Saturday, January 29, 2005

Review – Double Indemnity

This noir classic is very much a creature of its time. If nothing else, it’s hard to watch beloved TV dad and Disney regular Fred MacMurray playing a villainous anti-hero. Then there’s the dialogue, no doubt biting and innovative in 1944 but now more than a little cliché. But despite the dating, this is still an entertaining piece of movie-making. We all go into it knowing that the salesman and scheming woman plotting to murder her husband for insurance money are going to come to no good, especially when the plan becomes more complicated than necessary due to the need to kill hubby on a train in order to bring a double-indemnity clause into effect. But even the predictable outcome doesn’t detract from the pleasure of watching Edward G. Robinson as a claim investigator taking the scheme apart piece by piece. Worth seeing

Friday, January 28, 2005

Review – Bowling for Columbine

Michael Moore is mad, but he seems to be having some trouble figuring out exactly what he’s mad about or whom he’s mad at. Americans kill each other with guns, something that seems to peeve Moore to no end (as well it might). But he’s so excited about pinning this on large corporations that he shorts or bypasses altogether a lot of the root causes of violence. At least I didn’t hate this as much as I thought I was going to, except of course for the ambush nagging. And that brings me mindful of the “South Park” summary of American history, in particular the part that theorizes that early European immigrants shot the Indians due to fear, omitting the property aspects of Manifest Destiny. This inspired me to plan a documentary in which someone shows up unannounced at Moore’s home with a camera and a sad photo of Indian children, demanding that the Limbaugh of the Left deed his property over to the people from whom it was stolen. Mildly amusing

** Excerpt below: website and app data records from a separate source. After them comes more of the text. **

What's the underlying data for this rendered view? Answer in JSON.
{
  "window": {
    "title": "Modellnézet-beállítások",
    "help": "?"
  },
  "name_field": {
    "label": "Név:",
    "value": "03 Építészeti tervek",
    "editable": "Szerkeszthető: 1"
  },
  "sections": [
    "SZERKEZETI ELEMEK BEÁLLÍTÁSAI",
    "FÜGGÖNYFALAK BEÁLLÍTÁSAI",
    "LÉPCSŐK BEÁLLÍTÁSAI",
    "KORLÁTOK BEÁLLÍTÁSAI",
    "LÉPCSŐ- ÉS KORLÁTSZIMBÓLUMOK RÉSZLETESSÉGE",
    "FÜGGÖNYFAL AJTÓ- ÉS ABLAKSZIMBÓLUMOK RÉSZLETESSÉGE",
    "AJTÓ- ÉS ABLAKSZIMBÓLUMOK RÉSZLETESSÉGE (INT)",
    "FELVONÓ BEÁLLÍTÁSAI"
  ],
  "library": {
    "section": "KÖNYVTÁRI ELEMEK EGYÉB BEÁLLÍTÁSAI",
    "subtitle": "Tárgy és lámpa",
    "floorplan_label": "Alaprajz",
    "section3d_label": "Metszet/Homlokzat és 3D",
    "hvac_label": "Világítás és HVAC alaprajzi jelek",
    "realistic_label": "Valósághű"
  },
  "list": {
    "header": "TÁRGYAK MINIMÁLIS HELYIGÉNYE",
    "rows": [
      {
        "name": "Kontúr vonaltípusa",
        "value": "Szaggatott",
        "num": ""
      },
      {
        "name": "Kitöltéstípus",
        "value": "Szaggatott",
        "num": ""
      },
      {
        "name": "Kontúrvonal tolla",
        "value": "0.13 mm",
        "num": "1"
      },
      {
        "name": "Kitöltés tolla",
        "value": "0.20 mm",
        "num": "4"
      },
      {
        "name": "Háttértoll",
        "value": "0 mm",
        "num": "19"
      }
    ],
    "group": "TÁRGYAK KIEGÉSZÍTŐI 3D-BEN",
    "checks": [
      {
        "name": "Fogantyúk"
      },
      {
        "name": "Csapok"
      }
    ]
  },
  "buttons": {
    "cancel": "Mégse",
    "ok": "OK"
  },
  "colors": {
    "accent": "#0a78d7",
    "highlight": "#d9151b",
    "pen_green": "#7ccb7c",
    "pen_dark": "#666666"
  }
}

Tuesday, January 25, 2005

Review – Cat People

Even all these years later it’s downright impressive what can be done with a decent script and a little careful attention to lighting and editing. Even the casting is good, using actors who fit their parts rather than big name stars. This particularly applies to Simone Simon, who really looks like a cat. In fact, she looks like a cute little kitten, which makes it all the more intriguing when it turns out that she’s got a dark, shape-shifting secret tied to her sexuality. Though I guess it was only natural that this movie got lost in overall events in 1942, it now deserves a place in horror movie history. A must-see for any fan of the genre. Worth seeing

Friday, January 21, 2005

Review – Elektra

I guess it’s possible that if you find Jennifer Garner talented and/or alluring, there’s a chance you’ll get a kick out of this production. Though previously unfamiliar with her work (aside from Daredevil, which might best go unconsidered here), I was prepared to give her the benefit of the doubt. She came up well short, her acting downright robotic and her appearance nowhere near fetching enough to make up for her stiff performance. The script didn’t help matters any. Of all the comic books Marvel has turned into movies recently, only The Hulk had a story this uninteresting. My particular favorite part was the villain who could make his extensive collection of animal tattoos come to life and attack people. The character’s name? Tattoo. Sadly most of the rest of the show is on par with this for creativity and entertainment value. See if desperate

Monday, January 17, 2005

Review – The Aviator

All by himself, Howard Hughes almost automatically makes for the subject of an interesting movie. But Martin Scorsese appears to be doing almost everything he can to avoid pulling it off. For openers, he seems to have lost a good deal of his once-impressive sense of timing. As a result, many sequences that I’m sure were intended as a glimpse into Hughes’s manias instead come across as little more than annoying. Further, much of the casting here is all wrong. Leonardo DiCaprio does an acceptable job as the young, enthusiastic protagonist, but by the time 20 years and the strain of mental illness are supposed to have taken their toll on him, the actor no longer has the range to pull it off. And don’t even get me started on Kate Blanchett as Katherine Hepburn. Overall this is a long, expensive production that isn’t bad but could have been a lot better than it was. Mildly amusing

Sunday, January 9, 2005

Review – Confessions of Robert Crumb

Proof – as if it was really necessary – that artists don’t always make the best film-makers, particularly not with themselves as their subjects. Crumb’s rather brief autobiographical piece has some interesting footage but sheds little worthwhile light on his life or work. Further, he comes off looking like kind of a creep. Accurate though that might be, he’s a lot more fun when he communicates with his drawings rather than his mouth. Mildly amusing